The ability to seek clarification is primarily there for the benefit of project participants, although the EB itself can also seek clarifications from the Meth Panel. EB 42, Annex 9 (Version 06) is the Procedure for the submission and consideration of queries regarding the application of approved methodologies and methodological tools by DOEs to the Meth Panel. The end result of any clarification is that it will apply to the methodology once agreed by the EB and become publicly available on the UNFCCC website. The CDM Rules do not explicitly state that a clarification will apply to current crediting periods. However, this should not be surprising given that a clarification does not change, vary or amend a methodology. It merely provides guidance and clarification in respect to the way it is interpreted.
Given the political will to do so, the EB could, of course, seek a “clarification” from the Meth Panel designed to address the problem of over issuance of credits from existing registered projects even though, on proper analysis the “clarification” concerned effectively amounted to a methodology revision. The attractiveness of such an approach would be enhanced by the fact that there is currently no mechanism by which decisions may be challenged. However, such a step would seriously undermine confidence in CDM and the CER market and would thus, almost certainly be ruled out. In any event, having called for significant revision, the EB has already effectively conceded that the change necessary goes beyond a clarification.
What is a revision and how does it affect existing projects once the revision is complete?
Paragraphs 3 of Annex 10 to EB 27 (the Guidance on criteria for consolidations and revisions of methodologies) provides that a revision is a “modification of an approved methodology in order to improve it or broaden its scope and applicability.
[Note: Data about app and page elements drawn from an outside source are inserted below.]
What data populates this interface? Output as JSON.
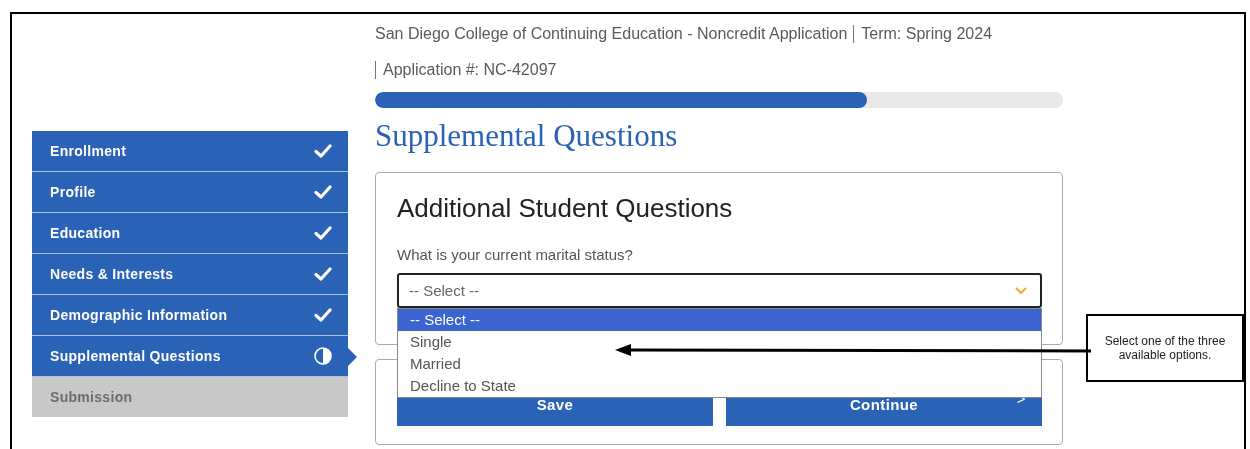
{
  "header": {
    "college": "San Diego College of Continuing Education - Noncredit Application",
    "term": "Term: Spring 2024",
    "application": "Application #: NC-42097"
  },
  "progress": {
    "level": 0.715
  },
  "sidebar": {
    "items": [
      {
        "label": "Enrollment",
        "kind": "complete",
        "selected": false
      },
      {
        "label": "Profile",
        "kind": "complete",
        "selected": false
      },
      {
        "label": "Education",
        "kind": "complete",
        "selected": false
      },
      {
        "label": "Needs & Interests",
        "kind": "complete",
        "selected": false
      },
      {
        "label": "Demographic Information",
        "kind": "complete",
        "selected": false
      },
      {
        "label": "Supplemental Questions",
        "kind": "in_progress",
        "selected": true
      },
      {
        "label": "Submission",
        "kind": "locked",
        "selected": false
      }
    ]
  },
  "page_title": "Supplemental Questions",
  "card": {
    "title": "Additional Student Questions",
    "question": "What is your current marital status?",
    "select": {
      "value": "-- Select --",
      "expanded": true,
      "options": [
        {
          "label": "-- Select --",
          "selected": true
        },
        {
          "label": "Single",
          "selected": false
        },
        {
          "label": "Married",
          "selected": false
        },
        {
          "label": "Decline to State",
          "selected": false
        }
      ]
    }
  },
  "buttons": [
    {
      "label": "Save"
    },
    {
      "label": "Continue",
      "icon": ">"
    }
  ],
  "callout": {
    "text": "Select one of the three available options."
  }
}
The revision results in the approved methodology with a new version number”. Paragraph 4(a) then provides that:
“4. A revision of an approved methodology may be carried out if one or more of the following conditions are considered to apply:
(a) new or better understanding of scientific evidence indicate that emission reductions may be over or under estimated based on the existing approved methodology or that the reductions may not be real, measurable and verifiable.”
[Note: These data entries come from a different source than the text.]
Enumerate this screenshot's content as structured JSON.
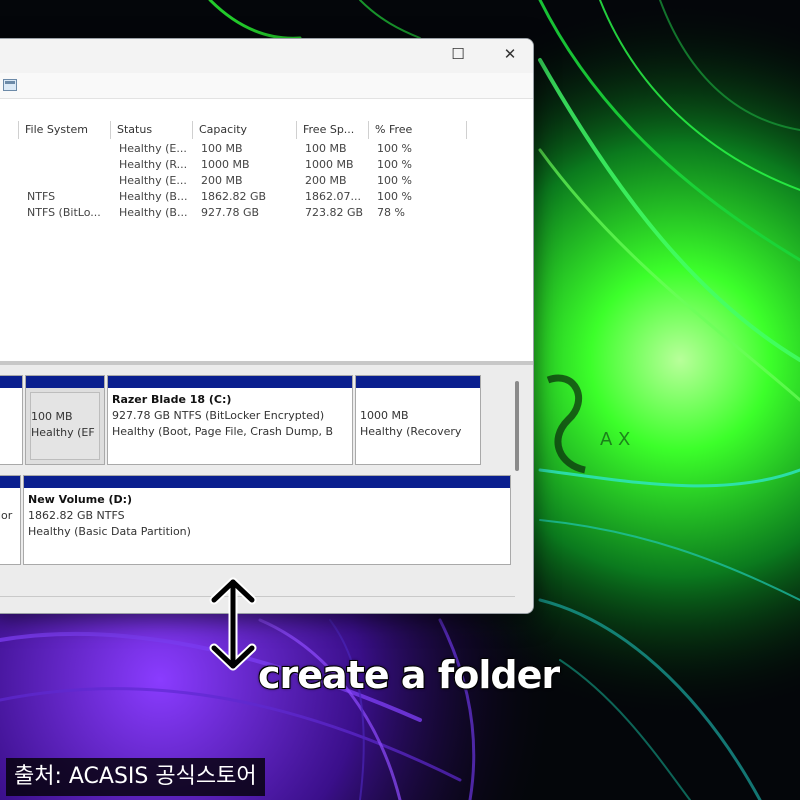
{
  "window": {
    "maximize_glyph": "☐",
    "close_glyph": "✕",
    "toolbar_icon": "disk-properties-icon"
  },
  "volume_list": {
    "columns": [
      "File System",
      "Status",
      "Capacity",
      "Free Sp...",
      "% Free"
    ],
    "rows": [
      {
        "fs": "",
        "status": "Healthy (E...",
        "capacity": "100 MB",
        "free": "100 MB",
        "pct": "100 %"
      },
      {
        "fs": "",
        "status": "Healthy (R...",
        "capacity": "1000 MB",
        "free": "1000 MB",
        "pct": "100 %"
      },
      {
        "fs": "",
        "status": "Healthy (E...",
        "capacity": "200 MB",
        "free": "200 MB",
        "pct": "100 %"
      },
      {
        "fs": "NTFS",
        "status": "Healthy (B...",
        "capacity": "1862.82 GB",
        "free": "1862.07...",
        "pct": "100 %"
      },
      {
        "fs": "NTFS (BitLo...",
        "status": "Healthy (B...",
        "capacity": "927.78 GB",
        "free": "723.82 GB",
        "pct": "78 %"
      }
    ]
  },
  "disk_map": {
    "disk0": {
      "efi": {
        "size": "100 MB",
        "status": "Healthy (EF"
      },
      "c": {
        "name": "Razer Blade 18  (C:)",
        "size": "927.78 GB NTFS (BitLocker Encrypted)",
        "status": "Healthy (Boot, Page File, Crash Dump, B"
      },
      "recovery": {
        "size": "1000 MB",
        "status": "Healthy (Recovery"
      }
    },
    "disk1": {
      "left_label": "ior",
      "d": {
        "name": "New Volume  (D:)",
        "size": "1862.82 GB NTFS",
        "status": "Healthy (Basic Data Partition)"
      }
    }
  },
  "overlay": {
    "caption": "create a folder",
    "source": "출처: ACASIS 공식스토어"
  },
  "colors": {
    "partition_header": "#0a1f8f",
    "wallpaper_green": "#39ff14",
    "wallpaper_purple": "#6a1fd8"
  }
}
Accordingly, based on the EB’s concerns with HFC23 as set out in EB 58, a revision of the Methodology may be carried out in circumstances where the EB considers that emissions reductions of certain HFC23 projects are being over-estimated.
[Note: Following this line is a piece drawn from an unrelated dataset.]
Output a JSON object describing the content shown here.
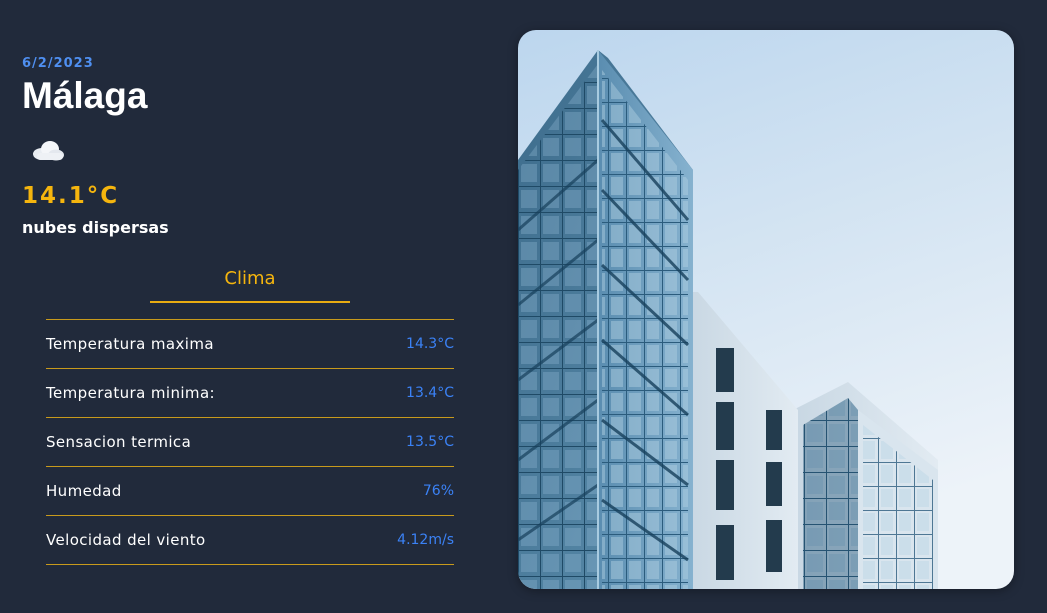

EB 35 Annex 13 (version 09) which has since been superseded by EB 54, Annex 2, states in paragraph 1:
“Any revision to an approved methodology shall only be applicable to project activities registered after the revision… and shall not affect registered CDM project activities during their crediting periods”.
However, the currently applicable procedures for requests for revisions under EB 54, Annex 2 do not provide any useful guidance on this point. Importantly however, paragraph 39 of the CDM Modalities and Procedures (Decision 3/CMP.1) clearly states that:
“A revision of a methodology shall be carried out in accordance with the modalities and procedures for establishing new methodologies…. Any revision to an approved methodology shall only be applicable to project activities registered subsequent to the date of revision and shall not affect existing registered project activities during their crediting periods.” (our emphasis).
Accordingly, in our view, a revision to the Methodology would not, on the basis of the applicable CDM Rules, apply to the existing crediting periods in existing CDM project activities. The fact that Paragraph 4(a) of Annex 10 to EB 27 specifically contemplates the situation where a review is appropriate where emissions reductions are being over-estimated under the relevant methodology (as is the belief here), and that a review is clearly not stated to impact on projects already registered, would suggest that there is no legal basis to argue the contrary.